**Work request**
As you reproduce every line below, keep it exactly as written and leave out the images.

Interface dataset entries
━━━━━━━━━━

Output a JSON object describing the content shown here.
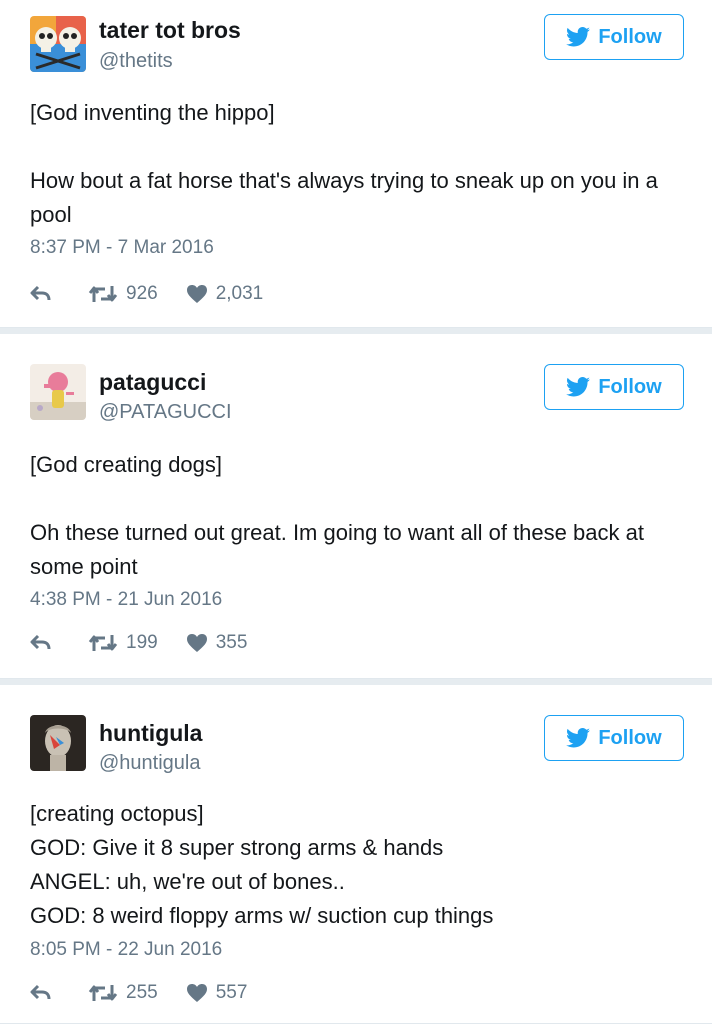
{
  "tweets": [
    {
      "name": "tater tot bros",
      "handle": "@thetits",
      "follow_label": "Follow",
      "text": "[God inventing the hippo]\n\nHow bout a fat horse that's always trying to sneak up on you in a pool",
      "timestamp": "8:37 PM - 7 Mar 2016",
      "retweets": "926",
      "likes": "2,031",
      "avatar_icon": "skulls-avatar"
    },
    {
      "name": "patagucci",
      "handle": "@PATAGUCCI",
      "follow_label": "Follow",
      "text": "[God creating dogs]\n\nOh these turned out great. Im going to want all of these back at some point",
      "timestamp": "4:38 PM - 21 Jun 2016",
      "retweets": "199",
      "likes": "355",
      "avatar_icon": "cartoon-avatar"
    },
    {
      "name": "huntigula",
      "handle": "@huntigula",
      "follow_label": "Follow",
      "text": "[creating octopus]\nGOD: Give it 8 super strong arms & hands\nANGEL: uh, we're out of bones..\nGOD: 8 weird floppy arms w/ suction cup things",
      "timestamp": "8:05 PM - 22 Jun 2016",
      "retweets": "255",
      "likes": "557",
      "avatar_icon": "statue-avatar"
    }
  ],
  "colors": {
    "brand": "#1da1f2",
    "text": "#14171a",
    "muted": "#657786"
  }
}
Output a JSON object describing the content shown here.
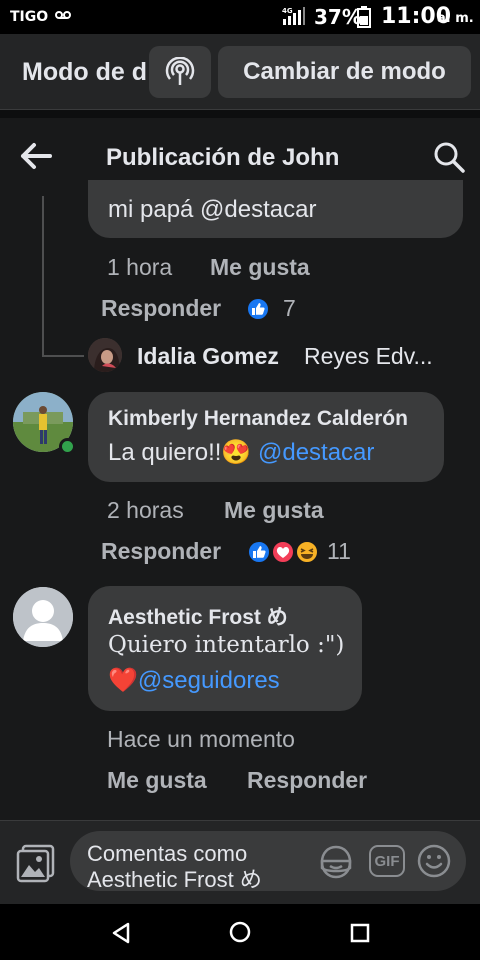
{
  "status_bar": {
    "carrier": "TIGO",
    "network": "4G",
    "battery": "37%",
    "time": "11:00",
    "ampm": "a. m."
  },
  "mode_bar": {
    "title": "Modo de d",
    "switch_label": "Cambiar de modo"
  },
  "header": {
    "title": "Publicación de John"
  },
  "comments": [
    {
      "text": "mi papá @destacar",
      "time": "1 hora",
      "like_label": "Me gusta",
      "reply_label": "Responder",
      "reaction_count": "7"
    },
    {
      "author": "Idalia Gomez",
      "snippet": "Reyes Edv..."
    },
    {
      "author": "Kimberly Hernandez Calderón",
      "text": "La quiero!!",
      "emoji": "😍",
      "mention": "@destacar",
      "time": "2 horas",
      "like_label": "Me gusta",
      "reply_label": "Responder",
      "reaction_count": "11"
    },
    {
      "author": "Aesthetic Frost め",
      "text": "Quiero intentarlo :\")",
      "emoji": "❤️",
      "mention": "@seguidores",
      "time": "Hace un momento",
      "like_label": "Me gusta",
      "reply_label": "Responder"
    }
  ],
  "composer": {
    "placeholder": "Comentas como Aesthetic Frost め",
    "gif_label": "GIF"
  },
  "icons": {
    "back": "arrow-left-icon",
    "search": "search-icon",
    "mode": "broadcast-icon",
    "gallery": "gallery-icon",
    "sticker": "sticker-icon",
    "emoji": "emoji-icon"
  },
  "colors": {
    "background": "#18191a",
    "bubble": "#3a3b3c",
    "mention": "#4599ff",
    "like": "#1877f2",
    "love": "#f33e58",
    "online": "#31a24c"
  }
}
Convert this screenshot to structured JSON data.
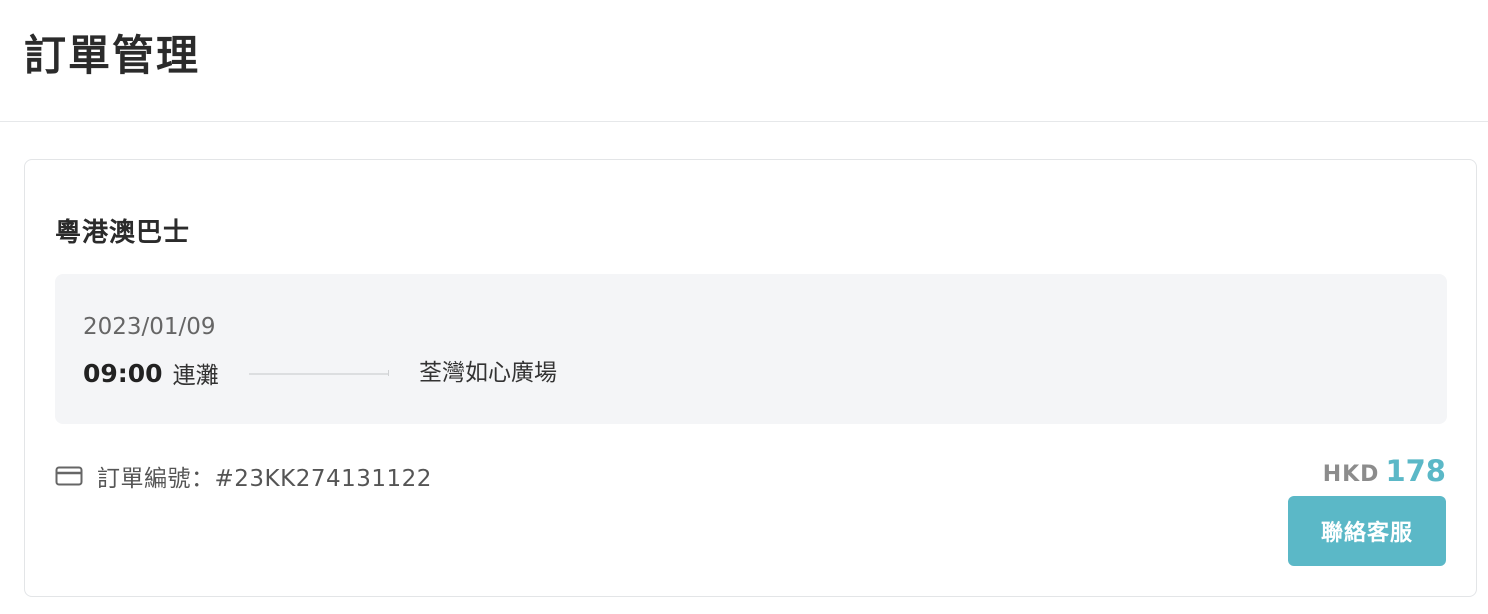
{
  "header": {
    "title": "訂單管理"
  },
  "order": {
    "operator": "粵港澳巴士",
    "trip": {
      "date": "2023/01/09",
      "departure_time": "09:00",
      "departure_place": "連灘",
      "arrival_place": "荃灣如心廣場"
    },
    "order_number_label": "訂單編號：#23KK274131122",
    "order_icon": "credit-card-icon",
    "price": {
      "currency": "HKD",
      "amount": "178"
    },
    "contact_button_label": "聯絡客服"
  },
  "colors": {
    "accent": "#5bb8c7",
    "trip_box_bg": "#f4f5f7",
    "currency_text": "#8c8c8c"
  }
}
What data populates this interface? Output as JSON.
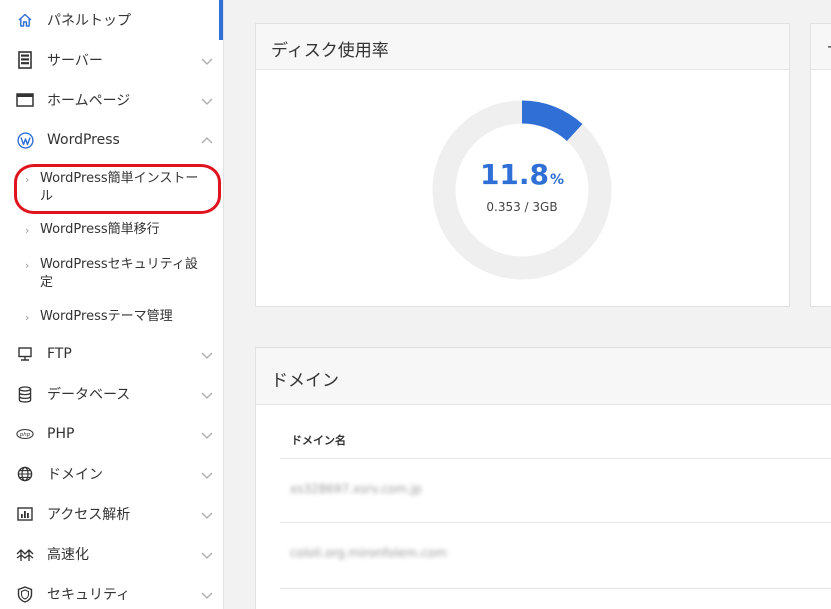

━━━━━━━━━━

**Exercise solution**
Output a JSON object describing the content shown here.
{
  "tweets": [
    {
      "name": "tater tot bros",
      "handle": "@thetits",
      "follow_label": "Follow",
      "text": "[God inventing the hippo]\n\nHow bout a fat horse that's always trying to sneak up on you in a pool",
      "timestamp": "8:37 PM - 7 Mar 2016",
      "retweets": "926",
      "likes": "2,031",
      "avatar_icon": "skulls-avatar"
    },
    {
      "name": "patagucci",
      "handle": "@PATAGUCCI",
      "follow_label": "Follow",
      "text": "[God creating dogs]\n\nOh these turned out great. Im going to want all of these back at some point",
      "timestamp": "4:38 PM - 21 Jun 2016",
      "retweets": "199",
      "likes": "355",
      "avatar_icon": "cartoon-avatar"
    },
    {
      "name": "huntigula",
      "handle": "@huntigula",
      "follow_label": "Follow",
      "text": "[creating octopus]\nGOD: Give it 8 super strong arms & hands\nANGEL: uh, we're out of bones..\nGOD: 8 weird floppy arms w/ suction cup things",
      "timestamp": "8:05 PM - 22 Jun 2016",
      "retweets": "255",
      "likes": "557",
      "avatar_icon": "statue-avatar"
    }
  ],
  "colors": {
    "brand": "#1da1f2",
    "text": "#14171a",
    "muted": "#657786"
  }
}
Output a JSON object describing the content shown here.
{
  "status_bar": {
    "carrier": "TIGO",
    "network": "4G",
    "battery": "37%",
    "time": "11:00",
    "ampm": "a. m."
  },
  "mode_bar": {
    "title": "Modo de d",
    "switch_label": "Cambiar de modo"
  },
  "header": {
    "title": "Publicación de John"
  },
  "comments": [
    {
      "text": "mi papá @destacar",
      "time": "1 hora",
      "like_label": "Me gusta",
      "reply_label": "Responder",
      "reaction_count": "7"
    },
    {
      "author": "Idalia Gomez",
      "snippet": "Reyes Edv..."
    },
    {
      "author": "Kimberly Hernandez Calderón",
      "text": "La quiero!!",
      "emoji": "😍",
      "mention": "@destacar",
      "time": "2 horas",
      "like_label": "Me gusta",
      "reply_label": "Responder",
      "reaction_count": "11"
    },
    {
      "author": "Aesthetic Frost め",
      "text": "Quiero intentarlo :\")",
      "emoji": "❤️",
      "mention": "@seguidores",
      "time": "Hace un momento",
      "like_label": "Me gusta",
      "reply_label": "Responder"
    }
  ],
  "composer": {
    "placeholder": "Comentas como Aesthetic Frost め",
    "gif_label": "GIF"
  },
  "icons": {
    "back": "arrow-left-icon",
    "search": "search-icon",
    "mode": "broadcast-icon",
    "gallery": "gallery-icon",
    "sticker": "sticker-icon",
    "emoji": "emoji-icon"
  },
  "colors": {
    "background": "#18191a",
    "bubble": "#3a3b3c",
    "mention": "#4599ff",
    "like": "#1877f2",
    "love": "#f33e58",
    "online": "#31a24c"
  }
}
Convert this screenshot to structured JSON data.
{
  "header": {
    "title": "訂單管理"
  },
  "order": {
    "operator": "粵港澳巴士",
    "trip": {
      "date": "2023/01/09",
      "departure_time": "09:00",
      "departure_place": "連灘",
      "arrival_place": "荃灣如心廣場"
    },
    "order_number_label": "訂單編號：#23KK274131122",
    "order_icon": "credit-card-icon",
    "price": {
      "currency": "HKD",
      "amount": "178"
    },
    "contact_button_label": "聯絡客服"
  },
  "colors": {
    "accent": "#5bb8c7",
    "trip_box_bg": "#f4f5f7",
    "currency_text": "#8c8c8c"
  }
}
What data populates this interface? Output as JSON.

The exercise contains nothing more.